*** Opening of DATA TO USE ***

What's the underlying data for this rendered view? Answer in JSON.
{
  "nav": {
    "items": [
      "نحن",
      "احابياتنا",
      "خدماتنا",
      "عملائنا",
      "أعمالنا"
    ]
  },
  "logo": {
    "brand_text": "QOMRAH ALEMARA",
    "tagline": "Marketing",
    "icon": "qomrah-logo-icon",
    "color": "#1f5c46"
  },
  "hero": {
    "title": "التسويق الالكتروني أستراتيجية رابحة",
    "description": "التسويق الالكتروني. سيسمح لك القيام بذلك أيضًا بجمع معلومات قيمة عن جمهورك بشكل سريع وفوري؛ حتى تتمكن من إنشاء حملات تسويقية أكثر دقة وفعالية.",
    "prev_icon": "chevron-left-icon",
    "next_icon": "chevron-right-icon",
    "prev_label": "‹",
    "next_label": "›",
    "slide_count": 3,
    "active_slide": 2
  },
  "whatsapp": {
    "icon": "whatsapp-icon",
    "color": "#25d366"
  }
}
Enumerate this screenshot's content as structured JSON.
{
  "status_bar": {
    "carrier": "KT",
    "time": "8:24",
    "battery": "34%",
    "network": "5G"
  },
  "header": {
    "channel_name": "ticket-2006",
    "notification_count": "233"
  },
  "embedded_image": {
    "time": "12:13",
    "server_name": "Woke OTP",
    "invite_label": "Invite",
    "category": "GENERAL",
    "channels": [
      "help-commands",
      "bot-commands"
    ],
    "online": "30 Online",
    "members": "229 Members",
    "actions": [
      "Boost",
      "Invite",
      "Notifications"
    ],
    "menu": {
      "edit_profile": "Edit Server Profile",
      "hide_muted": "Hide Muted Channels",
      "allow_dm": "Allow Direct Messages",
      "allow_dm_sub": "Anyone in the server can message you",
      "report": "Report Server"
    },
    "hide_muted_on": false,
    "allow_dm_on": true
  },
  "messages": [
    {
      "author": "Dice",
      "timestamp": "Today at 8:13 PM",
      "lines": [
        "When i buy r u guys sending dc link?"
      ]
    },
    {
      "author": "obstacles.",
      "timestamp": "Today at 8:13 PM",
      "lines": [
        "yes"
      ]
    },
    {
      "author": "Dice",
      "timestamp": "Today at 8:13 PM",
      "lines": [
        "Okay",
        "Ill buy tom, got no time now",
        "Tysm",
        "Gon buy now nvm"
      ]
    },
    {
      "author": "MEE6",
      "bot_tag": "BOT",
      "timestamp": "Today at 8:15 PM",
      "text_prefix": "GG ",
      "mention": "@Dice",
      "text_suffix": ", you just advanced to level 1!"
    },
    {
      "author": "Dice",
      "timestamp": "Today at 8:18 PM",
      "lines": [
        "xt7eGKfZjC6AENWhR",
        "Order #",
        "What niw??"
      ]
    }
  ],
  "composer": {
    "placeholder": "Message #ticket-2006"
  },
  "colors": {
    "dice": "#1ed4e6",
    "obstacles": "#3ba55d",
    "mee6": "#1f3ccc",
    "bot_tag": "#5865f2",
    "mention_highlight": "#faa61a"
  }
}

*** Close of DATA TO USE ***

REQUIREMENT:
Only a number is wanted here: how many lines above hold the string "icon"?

OUTPUT OF THE TASK:
4